Pictures aside, repeat every entry exactly.

********

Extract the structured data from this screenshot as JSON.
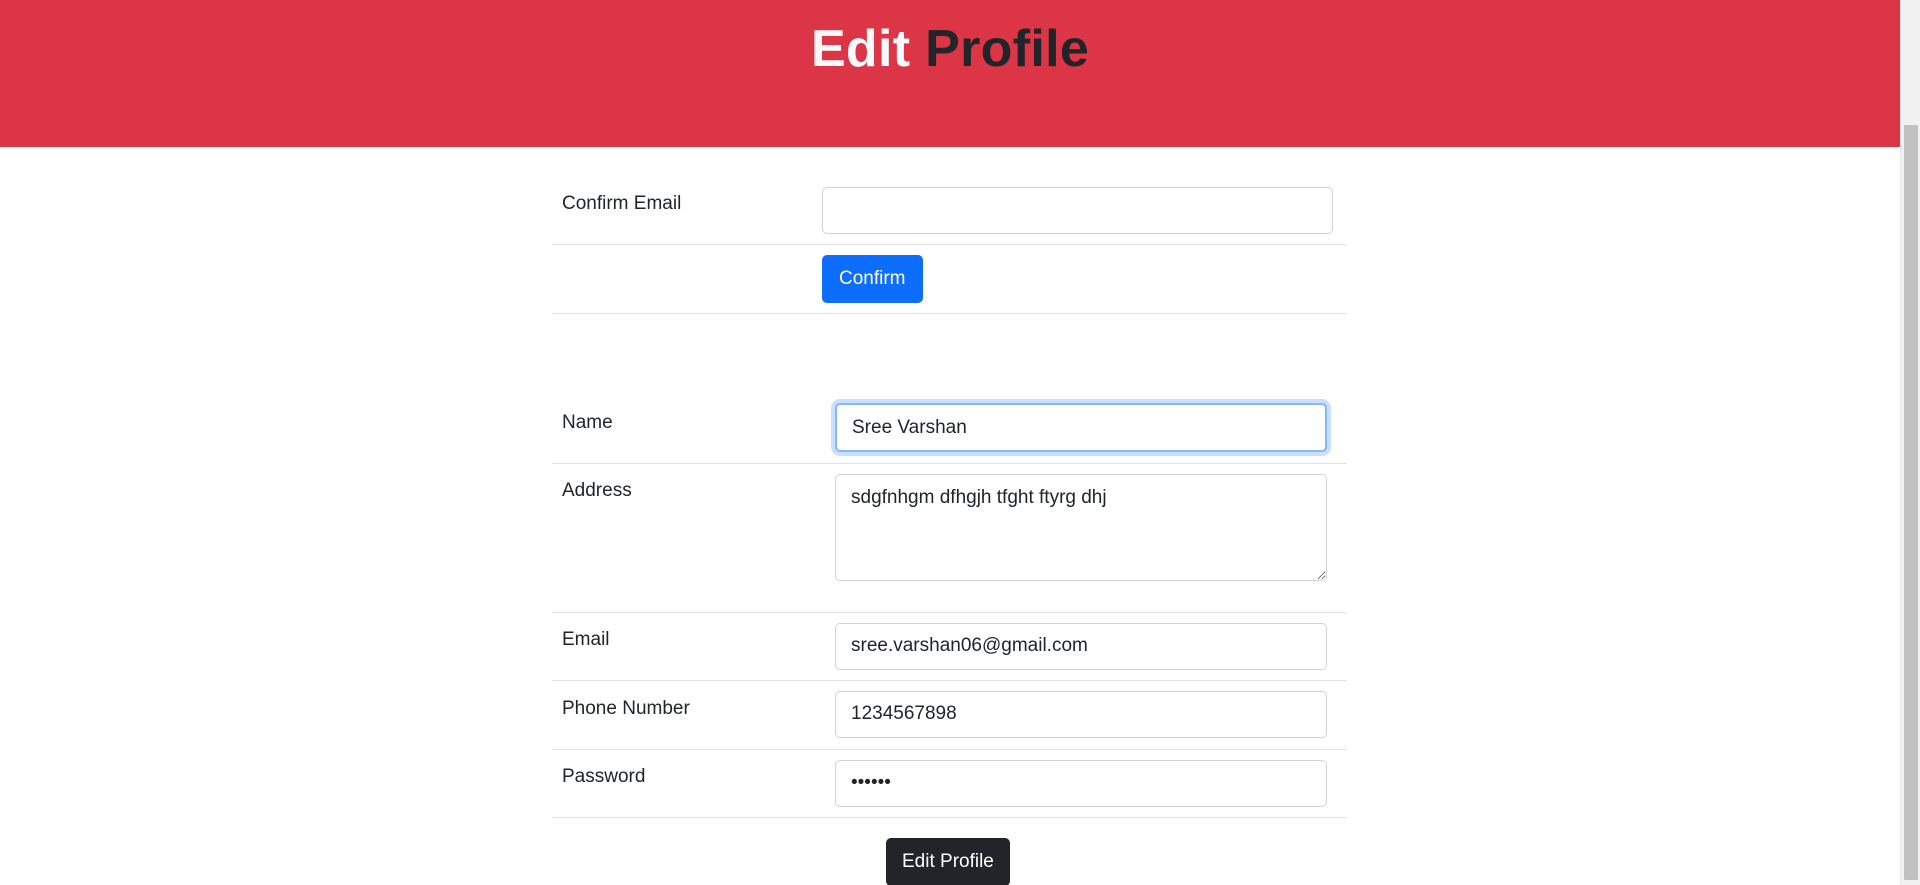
{
  "header": {
    "title_part1": "Edit",
    "title_part2": "Profile",
    "background": "#dc3545"
  },
  "confirm_form": {
    "email_label": "Confirm Email",
    "email_value": "",
    "confirm_button": "Confirm"
  },
  "profile_form": {
    "name_label": "Name",
    "name_value": "Sree Varshan",
    "address_label": "Address",
    "address_value": "sdgfnhgm dfhgjh tfght ftyrg dhj",
    "email_label": "Email",
    "email_value": "sree.varshan06@gmail.com",
    "phone_label": "Phone Number",
    "phone_value": "1234567898",
    "password_label": "Password",
    "password_value": "......",
    "submit_button": "Edit Profile"
  },
  "colors": {
    "primary": "#0d6efd",
    "dark": "#212529",
    "focus": "#86b7fe"
  }
}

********

== Written reply ==
Extract the structured data from this screenshot as JSON.
{
  "header": {
    "title_part1": "Edit",
    "title_part2": "Profile",
    "background": "#dc3545"
  },
  "confirm_form": {
    "email_label": "Confirm Email",
    "email_value": "",
    "confirm_button": "Confirm"
  },
  "profile_form": {
    "name_label": "Name",
    "name_value": "Sree Varshan",
    "address_label": "Address",
    "address_value": "sdgfnhgm dfhgjh tfght ftyrg dhj",
    "email_label": "Email",
    "email_value": "sree.varshan06@gmail.com",
    "phone_label": "Phone Number",
    "phone_value": "1234567898",
    "password_label": "Password",
    "password_value": "......",
    "submit_button": "Edit Profile"
  },
  "colors": {
    "primary": "#0d6efd",
    "dark": "#212529",
    "focus": "#86b7fe"
  }
}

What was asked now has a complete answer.